How to Hold Impactful Staff Evaluations

Make your next staff evaluation easier for everyone!

June 15, 2022
Schools and Childcare Centers

Evaluations are tough, for both you and your staff. Something to keep in mind is that evaluations aren’t just numbers on a chart, but an opportunity for growth. Your feedback is important and if you want your staff to feel like they belong to a community, you want to provide valuable insights into their progress as an educator. 

To promote professional development within your staff, and prevent them from feeling like a chore, here are some strategies we suggest you implement before, during, and after an evaluation. A little planning and thoughtfulness can go a long way to building a meaningful relationship with your educators and seeing them become successful. 

  1. Schedule the evaluations
    Most educators do not like to be surprised when it comes to evaluations. Create a calendar or use a scheduling platform like Calendly, to give your staff the option to choose when they want to be evaluated. In most cases, it is easier to conduct all evaluations within the one month, or set time frame, depending on how many educators you have. This gives them time to prepare for their lesson. 
  1. Set expectations
    Transparency fosters trust. Give your staff the evaluation form that you will be using, so they know what they’re being measured on. What domains are they being evaluated on? What makes a highly effective evaluation versus just an effective one? Outline these expectations to set your educators up for success. 
  1. Offer pre-evaluation meetings
    Before conducting evaluations, offer your teachers and staff the opportunity to speak to you about their lesson. This is a chance for them to be vulnerable and show you their lesson plan beforehand. Offer them helpful tips on how to improve their lesson, if any. This is beneficial for both you and your staff. They can receive feedback before the formal evaluation, and you can see if they implement your feedback during the actual lesson. 
  1. Give them time for self-reflection
    Before sending over your feedback, allow your staff to reflect on their own lesson. You can do this by providing them with a self-reflection form, and asking them to note any strengths and areas of improvements they may have. It does not have to be a formal write-up, but it can be talking points for a post evaluation meeting. You can also see if their notes align with your feedback.
  1. Provide thoughtful feedback
    Your evaluation should not be a word-for-word transcript of what happened during the lesson. It should be a summary of what happened during the lesson, highlighting strengths and offering suggestions for how to improve the lesson. These suggestions should be limited to 3-5 bullet points and offer opportunities for growth. It should also be noted how severe these areas of improvements are. Will they lose their job if they cannot implement these changes? Is it something you’d like to see immediately, or something you want to see over the course of a few months? Is it something both of you can work on together? 

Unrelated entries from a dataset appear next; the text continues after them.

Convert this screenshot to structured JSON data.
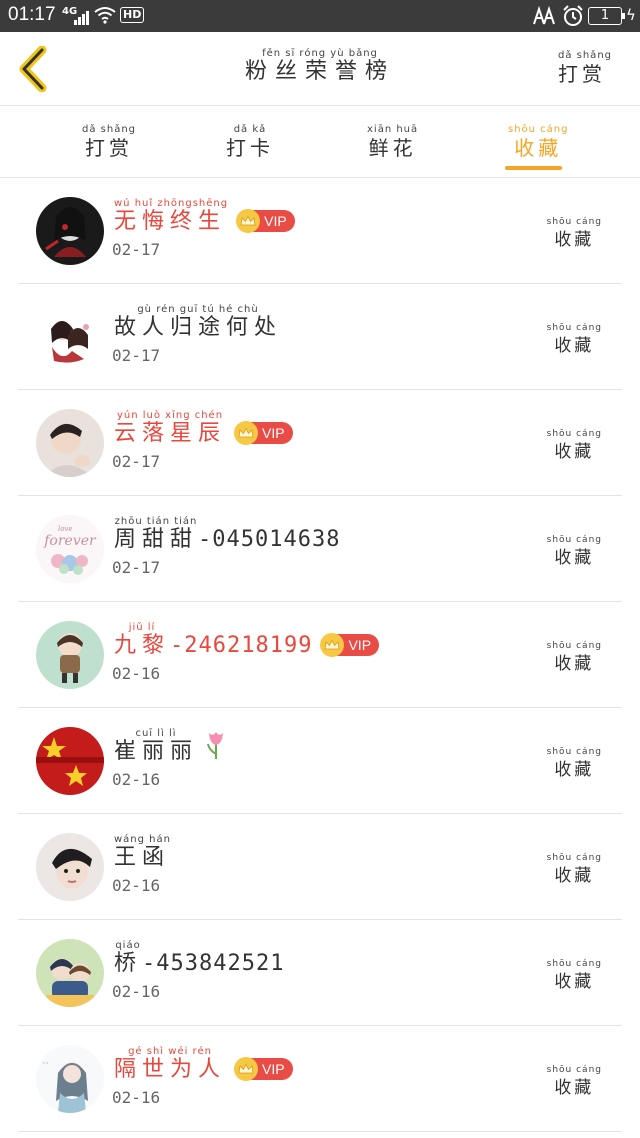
{
  "status_bar": {
    "time": "01:17",
    "network": "4G",
    "hd": "HD",
    "battery": "1",
    "bolt": "ϟ"
  },
  "header": {
    "title_pinyin": "fěn  sī  róng  yù  bǎng",
    "title": "粉丝荣誉榜",
    "reward_pinyin": "dǎ shǎng",
    "reward": "打赏"
  },
  "tabs": [
    {
      "pinyin": "dǎ shǎng",
      "label": "打赏",
      "active": false
    },
    {
      "pinyin": "dǎ  kǎ",
      "label": "打卡",
      "active": false
    },
    {
      "pinyin": "xiān huā",
      "label": "鲜花",
      "active": false
    },
    {
      "pinyin": "shōu cáng",
      "label": "收藏",
      "active": true
    }
  ],
  "vip_label": "VIP",
  "action": {
    "pinyin": "shōu cáng",
    "label": "收藏"
  },
  "rows": [
    {
      "pinyin": "wú  huǐ zhōngshēng",
      "name": "无悔终生",
      "suffix": "",
      "red": true,
      "vip": true,
      "date": "02-17",
      "avatar": "dark"
    },
    {
      "pinyin": "gù  rén  guī  tú  hé  chù",
      "name": "故人归途何处",
      "suffix": "",
      "red": false,
      "vip": false,
      "date": "02-17",
      "avatar": "couple"
    },
    {
      "pinyin": "yún luò xīng chén",
      "name": "云落星辰",
      "suffix": "",
      "red": true,
      "vip": true,
      "date": "02-17",
      "avatar": "boy"
    },
    {
      "pinyin": "zhōu tián tián",
      "name": "周甜甜",
      "suffix": "-045014638",
      "red": false,
      "vip": false,
      "date": "02-17",
      "avatar": "forever"
    },
    {
      "pinyin": "jiǔ  lí",
      "name": "九黎",
      "suffix": "-246218199",
      "red": true,
      "vip": true,
      "date": "02-16",
      "avatar": "chibi"
    },
    {
      "pinyin": "cuī  lì  lì",
      "name": "崔丽丽",
      "suffix": "",
      "red": false,
      "vip": false,
      "date": "02-16",
      "avatar": "flag",
      "tulip": true
    },
    {
      "pinyin": "wáng hán",
      "name": "王函",
      "suffix": "",
      "red": false,
      "vip": false,
      "date": "02-16",
      "avatar": "face"
    },
    {
      "pinyin": "qiáo",
      "name": "桥",
      "suffix": "-453842521",
      "red": false,
      "vip": false,
      "date": "02-16",
      "avatar": "kids"
    },
    {
      "pinyin": "gé  shì  wéi  rén",
      "name": "隔世为人",
      "suffix": "",
      "red": true,
      "vip": true,
      "date": "02-16",
      "avatar": "girl"
    }
  ],
  "avatar_text": {
    "forever_script": "forever",
    "forever_small": "love"
  },
  "colors": {
    "accent": "#f5a623",
    "vip_red": "#e94b45",
    "name_red": "#e8473c",
    "crown": "#f7c843",
    "status_bar": "#3b3b3b"
  }
}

Evaluations don’t have to be stressful, a little preparation can make things easier for everyone. By taking the steps necessary, you can ensure a smooth evaluation process.